Ivory-billed Woodpecker Celebration 6
Digiscoping is particularly helpful when you see an unusual bird or one that stumps you in the field. With a picture of that unidentifiable bird, you can take your time later in figuring out its species name.
Another benefit of digiscoping: the greater magnification provided by the spotting scope. “You can really reach out and touch something that you can’t reach with a standard SLR,” Bouton said. Also, the magnification allows you to remain a greater distance from the birds and reduces the risk of disturbing them.
The magnification, however, does carry some requirements, such as a stable tripod, a stable camera adapter and preferably a cable release or remote release for the camera’s shutter button. Bouton also recommended choosing:
* a scope with a larger objective lens to allow more light to the scope’s eyepiece and the camera
* a scope with glass that eliminates chromatic aberration (aka color fringing)
* a fixed spotting-scope eyepiece that allows a wider field of view
* one of the newer models of digital cameras that has TFT for a more useful LCD, no more than 4-power optical zoom, a short start-up time and minimal shutter lag. For camera tips, he recommended Digital Photography Review.
Digiscoping can’t replace SLR cameras, Bouton said, but the quality of the images continually improves. That point became apparent to me during WildBird’s 2005 photo contest when a digiscoped image of a Purple Honeycreeper by David Drake received first prize in the international category.

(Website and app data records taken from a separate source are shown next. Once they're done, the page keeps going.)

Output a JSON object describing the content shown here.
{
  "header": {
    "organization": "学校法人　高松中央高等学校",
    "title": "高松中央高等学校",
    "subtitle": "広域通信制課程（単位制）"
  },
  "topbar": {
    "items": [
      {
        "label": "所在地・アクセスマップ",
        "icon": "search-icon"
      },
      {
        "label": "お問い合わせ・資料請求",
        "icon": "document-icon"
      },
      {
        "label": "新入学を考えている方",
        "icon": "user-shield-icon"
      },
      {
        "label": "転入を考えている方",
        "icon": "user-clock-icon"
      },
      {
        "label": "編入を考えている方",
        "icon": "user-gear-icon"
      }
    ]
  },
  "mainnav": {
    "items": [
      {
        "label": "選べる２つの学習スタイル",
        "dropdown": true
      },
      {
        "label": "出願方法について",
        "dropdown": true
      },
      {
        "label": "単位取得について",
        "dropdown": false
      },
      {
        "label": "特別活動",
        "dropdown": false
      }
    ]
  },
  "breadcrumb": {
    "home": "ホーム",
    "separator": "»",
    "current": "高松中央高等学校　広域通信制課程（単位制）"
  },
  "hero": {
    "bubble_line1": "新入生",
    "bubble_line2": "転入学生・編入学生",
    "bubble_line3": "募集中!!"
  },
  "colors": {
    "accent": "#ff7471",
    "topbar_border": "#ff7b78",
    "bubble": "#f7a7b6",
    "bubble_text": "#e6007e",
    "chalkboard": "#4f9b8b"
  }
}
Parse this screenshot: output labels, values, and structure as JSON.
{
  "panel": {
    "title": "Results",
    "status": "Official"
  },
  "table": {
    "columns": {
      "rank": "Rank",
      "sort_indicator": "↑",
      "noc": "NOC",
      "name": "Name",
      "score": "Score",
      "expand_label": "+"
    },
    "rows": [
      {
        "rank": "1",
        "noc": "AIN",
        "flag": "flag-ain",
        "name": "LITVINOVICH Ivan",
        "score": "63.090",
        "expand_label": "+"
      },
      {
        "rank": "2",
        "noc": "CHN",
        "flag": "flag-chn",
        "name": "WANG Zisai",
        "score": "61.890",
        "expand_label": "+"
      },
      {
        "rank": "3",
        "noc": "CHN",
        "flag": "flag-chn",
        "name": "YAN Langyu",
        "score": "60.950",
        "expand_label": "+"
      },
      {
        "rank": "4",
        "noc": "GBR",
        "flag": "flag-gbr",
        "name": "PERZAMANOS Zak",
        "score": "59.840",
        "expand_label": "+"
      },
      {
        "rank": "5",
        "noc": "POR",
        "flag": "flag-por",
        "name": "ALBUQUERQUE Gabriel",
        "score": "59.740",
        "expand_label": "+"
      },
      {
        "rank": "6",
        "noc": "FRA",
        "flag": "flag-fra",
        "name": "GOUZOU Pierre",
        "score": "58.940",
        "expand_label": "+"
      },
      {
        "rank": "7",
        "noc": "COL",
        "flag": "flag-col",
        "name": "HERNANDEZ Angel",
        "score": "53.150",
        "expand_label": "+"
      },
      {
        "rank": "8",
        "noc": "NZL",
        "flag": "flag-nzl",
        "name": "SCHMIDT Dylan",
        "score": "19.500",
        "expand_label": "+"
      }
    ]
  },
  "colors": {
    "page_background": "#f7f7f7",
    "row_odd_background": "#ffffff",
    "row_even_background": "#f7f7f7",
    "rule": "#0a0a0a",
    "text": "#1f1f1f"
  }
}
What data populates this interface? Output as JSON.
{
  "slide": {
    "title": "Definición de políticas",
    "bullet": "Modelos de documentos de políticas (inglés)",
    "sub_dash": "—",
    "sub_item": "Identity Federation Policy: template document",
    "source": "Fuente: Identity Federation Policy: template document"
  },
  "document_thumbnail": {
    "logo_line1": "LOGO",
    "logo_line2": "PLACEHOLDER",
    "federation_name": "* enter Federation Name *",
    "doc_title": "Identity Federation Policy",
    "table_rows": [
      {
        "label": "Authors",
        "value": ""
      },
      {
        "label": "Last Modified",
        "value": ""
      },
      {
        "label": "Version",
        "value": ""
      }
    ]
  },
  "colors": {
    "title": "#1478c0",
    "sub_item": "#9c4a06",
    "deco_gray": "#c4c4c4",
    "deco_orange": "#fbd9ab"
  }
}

This year, the photo contest includes a digiscoping category (which, ironically, replaces the international section). You can find contest details in the March/April and May/June issues.